We’ve all been acquainted with the concept of a hangover at some point in our lives, that familiar aftermath of a night out or a few too many drinks. Yet, have you ever wondered about the etymology of this ubiquitous term? A recent meme on social media prompted us to delve deeper and uncover the intriguing history behind the word “hangover.”
Intriguingly, it appears that the term “hangover” has roots that extend beyond the realm of alcohol-induced headaches and nausea. Venture back to Victorian England, and you’ll discover a phenomenon known as the “two-penny hangover,” a term that gained notoriety among the homeless population of the era. This colloquial expression was so prevalent that it even found its way into the literature of that time.
Contrary to what one might assume, the “two-penny hangover” had nothing to do with the cost of a night out or the price of overindulgence. Instead, it referred to a place where individuals facing homelessness and destitution, particularly those residing in major cities during this period, could seek refuge and respite for the night.
Imagine being a person living on the streets, having scraped together a few pennies during the day. Your options for nighttime accommodation depended on your budget: a solitary penny would secure you a spot to sit, two pence would grant you access to a “hanging-over” spot, and for four to five pennies, you could secure a coveted lying-down spot.

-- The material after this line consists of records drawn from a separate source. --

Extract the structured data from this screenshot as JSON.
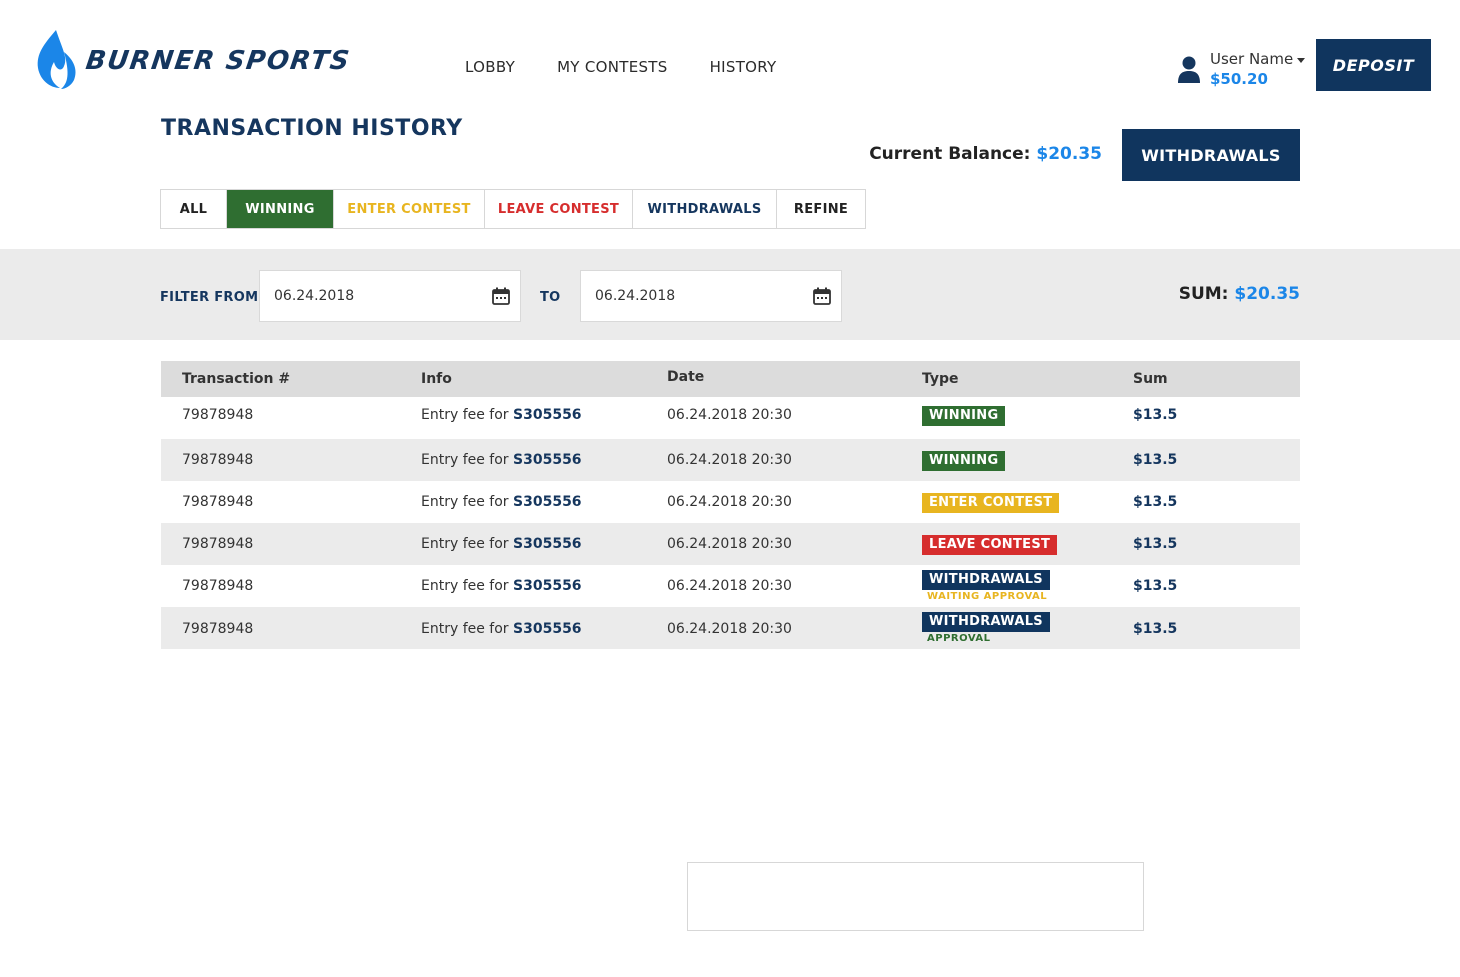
{
  "brand": {
    "name": "BURNER SPORTS",
    "color": "#15365e",
    "flame_color": "#1b86e8"
  },
  "nav": [
    "LOBBY",
    "MY CONTESTS",
    "HISTORY"
  ],
  "user": {
    "name": "User Name",
    "balance": "$50.20"
  },
  "deposit_label": "DEPOSIT",
  "page_title": "TRANSACTION HISTORY",
  "current_balance": {
    "label": "Current Balance:",
    "value": "$20.35"
  },
  "withdrawals_button": "WITHDRAWALS",
  "tabs": [
    {
      "label": "ALL",
      "active": false
    },
    {
      "label": "WINNING",
      "active": true
    },
    {
      "label": "ENTER CONTEST",
      "active": false
    },
    {
      "label": "LEAVE CONTEST",
      "active": false
    },
    {
      "label": "WITHDRAWALS",
      "active": false
    },
    {
      "label": "REFINE",
      "active": false
    }
  ],
  "filter": {
    "from_label": "FILTER FROM",
    "from_value": "06.24.2018",
    "to_label": "TO",
    "to_value": "06.24.2018",
    "sum_label": "SUM:",
    "sum_value": "$20.35"
  },
  "table": {
    "headers": [
      "Transaction #",
      "Info",
      "Date",
      "Type",
      "Sum"
    ],
    "rows": [
      {
        "id": "79878948",
        "info_prefix": "Entry fee for",
        "info_id": "S305556",
        "date": "06.24.2018 20:30",
        "type": "WINNING",
        "status": "",
        "sum": "$13.5"
      },
      {
        "id": "79878948",
        "info_prefix": "Entry fee for",
        "info_id": "S305556",
        "date": "06.24.2018 20:30",
        "type": "WINNING",
        "status": "",
        "sum": "$13.5"
      },
      {
        "id": "79878948",
        "info_prefix": "Entry fee for",
        "info_id": "S305556",
        "date": "06.24.2018 20:30",
        "type": "ENTER CONTEST",
        "status": "",
        "sum": "$13.5"
      },
      {
        "id": "79878948",
        "info_prefix": "Entry fee for",
        "info_id": "S305556",
        "date": "06.24.2018 20:30",
        "type": "LEAVE CONTEST",
        "status": "",
        "sum": "$13.5"
      },
      {
        "id": "79878948",
        "info_prefix": "Entry fee for",
        "info_id": "S305556",
        "date": "06.24.2018 20:30",
        "type": "WITHDRAWALS",
        "status": "WAITING APPROVAL",
        "sum": "$13.5"
      },
      {
        "id": "79878948",
        "info_prefix": "Entry fee for",
        "info_id": "S305556",
        "date": "06.24.2018 20:30",
        "type": "WITHDRAWALS",
        "status": "APPROVAL",
        "sum": "$13.5"
      }
    ]
  },
  "colors": {
    "navy": "#10355e",
    "blue": "#1b86e8",
    "green": "#2f6e31",
    "yellow": "#e8b520",
    "red": "#d62d2d"
  }
}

The lodgings offered minimal comfort, with unheated rooms and a practice whereby the caretaker unhooked the rope holding the lodgers in place at the ungodly hour of 6 a.m. It was not uncommon for someone, after a frigid night, to fail to rise in the morning, their life tragically frozen away. George Orwell’s account in “Down and Out in Paris and London” in 1933 vividly describes the conditions: “At the Twopenny Hangover, the lodgers sit in a row on a bench; there is a rope in front of them, and they lean on this as though leaning over a fence. A man, humorously called the valet, cuts the rope at five in the morning.”
Remarkably, this concept of the “twopenny hangover” is not exclusive to Orwell’s account, with references dating back a century earlier in Honoré de Balzac’s “The Magic Skin.” Balzac alluded to the practice, describing, “We … made it a point of honour to find out whether you were roosting in a tree in the Champs-Elysées, or in one of those philanthropic abodes where the beggars sleep on a twopenny rope.”
The link between the “twopenny hangover” and the contemporary meaning of “hangover” is striking, as Orwell himself used the term to explain the concept. However, when delving into the historical context, it becomes apparent that “hangover” originally conveyed something lingering or enduring—a consequence or remnant—of intoxication, rather than someone physically suspended over something.
Furthermore, this intriguing term may also be the precursor to the expression “able to sleep on a clothesline,” signifying an extreme level of exhaustion where one could sleep anywhere, although a definitive connection remains uncertain.
In unraveling the rich tapestry of linguistic history, the term “hangover” reveals its origins as a testament to the endurance of language, embodying a fascinating journey from the two-penny refuge to the more familiar post-party discomfort we associate with it today.